Mary Washington Hospital.

Mary Washington Hospital has earned the top grade in a new national hospital safety report.

The Leapfrog Group, a nonprofit organization founded by some of the nation’s largest businesses, has given Mary Washington an “A” for its efforts to keep patients safe. Stafford Hospital received a “B” in the survey. The Spotsylvania Regional Medical Center is too new to be included in the ranking.

Leapfrog published its first listing of Hospital Safety Scores yesterday. The organization ranked 2,660 acute-care hospitals nationwide, including 59 in Virginia. Mary Washington was one of 24 Virginia hospitals to receive an “A,” the highest of five possible grades. Nationwide, about 28 percent of hospitals received an “A.”

“An ‘A’ is a great score,” said Erica Newman, communications manager for Leapfrog. “ ‘A’ hospitals are proven to be safer than hospitals who got a lower grade.”

Leapfrog based the scores on 26 publicly available hospital safety measures, including data from the Centers for Medicare and Medicaid Services, the American Hospital Association and the Joint Commission. The scores cover the period April 2010 through March 2011.

Mary Washington received top scores for its efforts to:

* Reduce the risk of infection after surgery, such as removal of a urinary catheter within 48 hours of surgery.

* Reduce the incidence of hospital-acquired infections, such as the proper care of a central line.

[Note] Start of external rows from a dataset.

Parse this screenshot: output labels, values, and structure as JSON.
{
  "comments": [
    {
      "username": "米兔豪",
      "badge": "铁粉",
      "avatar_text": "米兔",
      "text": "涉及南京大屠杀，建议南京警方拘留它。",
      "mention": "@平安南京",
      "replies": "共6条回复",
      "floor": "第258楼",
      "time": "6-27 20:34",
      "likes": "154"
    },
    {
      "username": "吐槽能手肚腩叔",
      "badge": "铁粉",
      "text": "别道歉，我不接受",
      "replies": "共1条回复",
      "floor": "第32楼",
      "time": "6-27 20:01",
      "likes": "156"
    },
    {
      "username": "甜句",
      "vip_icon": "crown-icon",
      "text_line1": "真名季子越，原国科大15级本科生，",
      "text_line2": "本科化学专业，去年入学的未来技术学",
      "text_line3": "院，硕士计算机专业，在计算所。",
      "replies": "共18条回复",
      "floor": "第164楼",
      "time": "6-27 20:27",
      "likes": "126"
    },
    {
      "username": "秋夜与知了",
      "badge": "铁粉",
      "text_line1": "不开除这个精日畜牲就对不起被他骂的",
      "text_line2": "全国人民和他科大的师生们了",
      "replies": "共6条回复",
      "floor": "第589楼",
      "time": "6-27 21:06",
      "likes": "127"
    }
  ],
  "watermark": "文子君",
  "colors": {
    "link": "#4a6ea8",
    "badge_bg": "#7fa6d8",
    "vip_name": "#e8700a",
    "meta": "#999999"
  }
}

* Prevent in-hospital complications, such as pressure sores or accidental cuts or tears.

Stafford Hospital’s scores were similar to or better than Mary Washington’s. However, it scored lower on some items, such as the prevention of in-hospital complications following surgery.

Leapfrog, based in Washington,  was founded 10 years ago by companies such as GM, Boeing and FedEx, which were spending millions annually on their employees’ health care.

“They realized they were spending all this money and had no way of knowing if the care their employees were getting was good,” Newman said.

The group has published an annual hospital survey for several years, Newman said, but this is the first time it has created a composite ranking with letter grades

Even with the ranking, patients and their families are advised to be vigilant when in a hospital, Newman said.

“Lots of things can happen in a hospital,” she said. “Even hospitals who got an ‘A’ make mistakes.”

(The Leapfrog scores are  here.)